In the sports and outdoor sector there are many inspiring examples. For example, I’ve seen an uptick in the use of accessible beach accommodations; wheelchair access mats to help people navigate the sand, paddleboards designed to accommodate wheelchairs, and water-safe wheelchairs. People using this special equipment are able to actually go in the water and enjoy themselves. In the cultural field, I’ve seen dance and visual art classes adapted for people with special needs. Accessibility is definitely something that’s talked about more and more.
In your work, do you find that many people see a difference between culture and sports/leisure?
A lot of people see them as the same and there is definitely some overlap. For example, you can have an event or community outreach organized by a professional dance company that might be working with the equivalent of a Parks and Recreation department. The main difference between a cultural event and a recreational cultural activity is the “performance.” Are you watching a dance or are you dancing? I’m advocating the need for more performing the art.
This summer, I analyzed all the festivities in my region that were organized for the 24th of June and the 1st of July, our national holidays for Quebec and Canada. Roughly 40 percent of the activities planned were cultural activities—music shows, mostly—less than ten percent were recreational activities—painting a mural, dancing in a workshop, etc—it would be great to have more of those in city-organized festivities, though some cities are already doing amazing work!
What we see more and more is that people are promoting cultural activities as just as important for your health as sports; that it’s good for your mental health to participate in cultural activities. There was this attitude that sports are more important for you because they get you in shape, while culture is something you might do sitting at a desk, but there has been a shift.

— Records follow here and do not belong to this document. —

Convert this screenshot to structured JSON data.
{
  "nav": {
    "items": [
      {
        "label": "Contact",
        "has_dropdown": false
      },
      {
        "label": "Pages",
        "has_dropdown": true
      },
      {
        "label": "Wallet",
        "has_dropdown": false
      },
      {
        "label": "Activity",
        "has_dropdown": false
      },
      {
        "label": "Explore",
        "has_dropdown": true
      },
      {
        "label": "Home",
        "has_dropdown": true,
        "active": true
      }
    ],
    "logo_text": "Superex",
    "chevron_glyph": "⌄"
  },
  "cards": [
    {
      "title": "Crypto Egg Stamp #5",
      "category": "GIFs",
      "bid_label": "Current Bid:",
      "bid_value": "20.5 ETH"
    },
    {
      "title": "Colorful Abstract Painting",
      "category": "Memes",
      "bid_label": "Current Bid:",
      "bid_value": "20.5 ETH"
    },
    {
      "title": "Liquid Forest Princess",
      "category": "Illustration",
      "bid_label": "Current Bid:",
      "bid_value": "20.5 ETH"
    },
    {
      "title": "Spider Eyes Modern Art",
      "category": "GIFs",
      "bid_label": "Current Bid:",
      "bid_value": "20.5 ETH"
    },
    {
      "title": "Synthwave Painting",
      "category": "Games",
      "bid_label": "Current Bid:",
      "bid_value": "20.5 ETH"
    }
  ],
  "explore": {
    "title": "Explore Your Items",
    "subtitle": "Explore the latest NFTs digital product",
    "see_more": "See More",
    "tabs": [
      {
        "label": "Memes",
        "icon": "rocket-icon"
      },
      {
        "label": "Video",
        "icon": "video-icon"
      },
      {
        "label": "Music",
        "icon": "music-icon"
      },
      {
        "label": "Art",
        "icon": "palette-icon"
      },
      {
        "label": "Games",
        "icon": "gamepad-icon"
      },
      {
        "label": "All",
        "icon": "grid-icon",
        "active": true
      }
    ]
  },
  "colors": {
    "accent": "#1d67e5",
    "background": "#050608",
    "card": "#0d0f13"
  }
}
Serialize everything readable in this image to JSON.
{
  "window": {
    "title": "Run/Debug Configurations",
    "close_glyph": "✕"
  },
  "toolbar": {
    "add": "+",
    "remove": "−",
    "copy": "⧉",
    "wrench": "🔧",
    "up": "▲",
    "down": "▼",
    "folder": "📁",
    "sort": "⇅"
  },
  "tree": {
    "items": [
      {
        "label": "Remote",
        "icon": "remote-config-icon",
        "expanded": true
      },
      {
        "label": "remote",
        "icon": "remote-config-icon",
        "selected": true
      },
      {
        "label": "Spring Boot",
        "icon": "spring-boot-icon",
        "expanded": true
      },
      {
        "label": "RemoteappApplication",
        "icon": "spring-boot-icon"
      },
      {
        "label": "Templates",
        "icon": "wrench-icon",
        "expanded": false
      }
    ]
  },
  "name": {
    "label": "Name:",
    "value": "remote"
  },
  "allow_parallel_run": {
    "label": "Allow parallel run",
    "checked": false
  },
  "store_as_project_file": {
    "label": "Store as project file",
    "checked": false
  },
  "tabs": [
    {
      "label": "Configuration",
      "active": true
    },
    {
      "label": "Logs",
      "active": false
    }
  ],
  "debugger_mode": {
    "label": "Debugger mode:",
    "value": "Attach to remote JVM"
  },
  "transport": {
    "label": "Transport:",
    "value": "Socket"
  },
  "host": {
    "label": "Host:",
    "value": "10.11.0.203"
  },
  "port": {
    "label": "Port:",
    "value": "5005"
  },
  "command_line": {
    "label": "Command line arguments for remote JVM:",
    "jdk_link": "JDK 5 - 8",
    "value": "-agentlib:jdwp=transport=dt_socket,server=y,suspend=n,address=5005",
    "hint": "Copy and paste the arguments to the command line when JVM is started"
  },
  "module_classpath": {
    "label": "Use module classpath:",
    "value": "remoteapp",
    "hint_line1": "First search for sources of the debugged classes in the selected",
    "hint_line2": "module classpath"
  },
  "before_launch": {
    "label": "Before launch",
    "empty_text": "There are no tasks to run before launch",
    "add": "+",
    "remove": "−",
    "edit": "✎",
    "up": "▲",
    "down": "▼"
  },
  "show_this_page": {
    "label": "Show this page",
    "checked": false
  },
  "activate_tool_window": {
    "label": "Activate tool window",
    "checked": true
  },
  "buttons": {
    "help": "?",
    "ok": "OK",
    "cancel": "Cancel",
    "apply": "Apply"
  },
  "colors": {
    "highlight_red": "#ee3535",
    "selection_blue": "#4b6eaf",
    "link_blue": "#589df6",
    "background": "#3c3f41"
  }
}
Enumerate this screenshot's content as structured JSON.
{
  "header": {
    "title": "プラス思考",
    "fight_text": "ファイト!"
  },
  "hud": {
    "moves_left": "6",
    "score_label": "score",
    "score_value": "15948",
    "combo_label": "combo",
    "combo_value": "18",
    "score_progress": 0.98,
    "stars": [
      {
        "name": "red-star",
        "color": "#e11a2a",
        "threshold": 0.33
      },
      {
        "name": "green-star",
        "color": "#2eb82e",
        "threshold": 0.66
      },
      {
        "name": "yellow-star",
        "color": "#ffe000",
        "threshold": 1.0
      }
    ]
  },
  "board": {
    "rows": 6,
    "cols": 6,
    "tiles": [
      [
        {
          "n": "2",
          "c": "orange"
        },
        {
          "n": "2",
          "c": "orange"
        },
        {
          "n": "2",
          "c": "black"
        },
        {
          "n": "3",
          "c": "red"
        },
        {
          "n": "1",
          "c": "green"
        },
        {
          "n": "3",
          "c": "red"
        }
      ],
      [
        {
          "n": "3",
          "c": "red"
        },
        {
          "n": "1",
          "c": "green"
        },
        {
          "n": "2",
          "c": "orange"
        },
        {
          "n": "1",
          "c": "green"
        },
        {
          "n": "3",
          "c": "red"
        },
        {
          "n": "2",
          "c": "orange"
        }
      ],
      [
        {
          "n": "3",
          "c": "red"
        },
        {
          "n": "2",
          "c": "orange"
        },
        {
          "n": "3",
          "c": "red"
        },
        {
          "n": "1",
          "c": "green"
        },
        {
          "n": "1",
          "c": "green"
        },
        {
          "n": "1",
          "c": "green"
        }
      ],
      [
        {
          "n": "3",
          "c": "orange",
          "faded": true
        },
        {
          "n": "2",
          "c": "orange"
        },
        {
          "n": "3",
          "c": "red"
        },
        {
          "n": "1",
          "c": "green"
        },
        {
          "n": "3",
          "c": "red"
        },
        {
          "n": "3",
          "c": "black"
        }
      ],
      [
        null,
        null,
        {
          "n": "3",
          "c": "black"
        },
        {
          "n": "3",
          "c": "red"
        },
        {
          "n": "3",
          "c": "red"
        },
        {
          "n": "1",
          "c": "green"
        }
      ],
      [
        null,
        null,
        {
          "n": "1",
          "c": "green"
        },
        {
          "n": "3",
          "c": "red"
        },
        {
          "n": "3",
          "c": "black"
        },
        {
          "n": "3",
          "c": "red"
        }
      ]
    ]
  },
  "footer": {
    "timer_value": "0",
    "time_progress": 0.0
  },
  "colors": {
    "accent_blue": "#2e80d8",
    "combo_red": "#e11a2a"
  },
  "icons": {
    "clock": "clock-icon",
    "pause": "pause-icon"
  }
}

For example, the Collège des médecins du Québec did a campaign recently promoting the arts as a good way to improve your mental health. The Ministère de la culture et des communications du Québec also has a call for projects open now, funding cultural initiatives to help with teenagers’ mental health. That’s all good news for the cultural sector.
Switching gears, can you tell me one thing you’ve done in the past year that you’re really proud of?
Well, I’ve been at Loisir sport Outaouais for only a couple of months, so I’m going to talk about something that has nothing to do with the job I have now.
As I mentioned, for the past three years, I was coordinating a film festival for MIFO. However, we also did other things outside of the festival; more along the lines of outreach. We frequently worked with schools and we would often take the children to the movie theater. I was invited to attend another festival in Montreal that screened documentaries. One of the ones I saw was called Seuls. It followed three teenagers coming to Canada as refugees, on their own. It was amazing.
Unfortunately, documentaries are never the most popular option at a film festival. But I went to my artistic director and said ‘We have to find a way to screen this film, even though it’s going to be hard to sell. I’m sure it’s going to be a hit.’ And she trusted me.
Because we weren’t going to schools as frequently—Covid-19 created many unique complications for movie theaters—we decided to offer it online to the schools we had been working with. We paid for the rights. Initially, we didn’t think a lot of the schools would be interested in “renting” the film. So we negotiated the screening rights for 10 schools, but in the end we had more than 1000 students watching the film in class. It was great to see the positive reception. We had schools reaching out to us to let us know the impact the movie had on the students, and kids doing special projects and tagging us on Facebook.
It was such an amazing project and I’m so proud that I pitched it “even though” it’s a documentary. It was also the first time we’d shown a movie that was that serious, usually we pitch animated movies to schools.
*Headshot credit: personal archives